So you want to apply all the right FixPaks to your OS/2 system, but you don't know where to start. This page is intended to help you figure out where you need to go, and how to get there.
First of all, you need to know exactly which OS/2 product you'll be updating. An OS/2 system consists of several products (or components), and each of them has its own FixPaks:
- Base Operating System
- The core files that make up the OS/2 operating system itself.
- Base Device Drivers
- Common drivers for standard devices.
- MPTS Adapters and Protocol Services
- The core networking subsystem – network protocol drivers, APIs, NIC drivers, and a management framework that ties it all together.
- TCP/IP Services
- Applications for use with TCP/IP networks such as the Internet.
- LAN Services
- Several related software products for accessing and sharing devices on a LAN.
These pages describe the latest service levels and FixPaks for each of these products, running under OS/2 Warp version 3 and higher.
Reading the Diagrams
The diagrams on each page show the following information:
- The name, version number, and initial service level of the product in question.
- The version of OS/2 which normally includes the above.
- The latest available FixPak(s) for that version of the product (on that version of OS/2).
The diagrams should be fairly easy to read. Start by identifying the version of the product that you have, and the version of OS/2 that you're running it on. (The OS/2 SYSLEVEL command can help you if you're not sure.) Then, simply follow the arrows to find the latest applicable FixPak.
Some points to keep in mind:
- You can only follow the diagrams in the direction the arrows are pointing.
- Sometimes, you have a choice of FixPaks. For the most part, the diagrams only show the latest available FixPak for each product, however in a few cases there are alternatives shown. A choice is indicated by a small black circle where the arrow lines branch out.
- If a line is completely interrupted by a FixPak bubble (with no 'detour' around it), it indicates that the FixPak must be installed before you can install any later updates.

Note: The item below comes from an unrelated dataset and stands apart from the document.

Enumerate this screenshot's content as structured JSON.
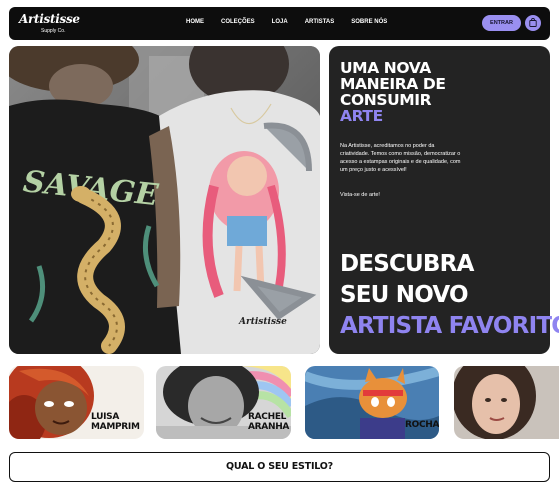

In most cases, I've chosen to only show the very latest available FixPak for each product. There are a few exceptions, in which case you might have a choice of FixPaks (this should be clear from the diagram).
I also don't bother showing minor interim single-APAR patches (like the various MPTS stack fixes, or the standalone LVM updates), partly because it's just too complicated, and partly because they almost always get incorporated into the next full FixPak anyways.
I should note, as well, that these diagrams are all based on the (US) English language version of OS/2. While other language versions (generally) use the same numbering scheme, non-English versions frequently do not have the latest FixPak(s) available.
Finally, the diagrams use a few conventions which you should note:
- If the service level number is shown in blue, it indicates that the product will be "Year 2000 compatible" at that service level. If the number is in black, then that service service level is not guaranteed to be Year 2000 compatible.
- If the service level number is shown in bold text, it indicates that the "FixPak" is actually a complete product replacement, and not an incremental service update.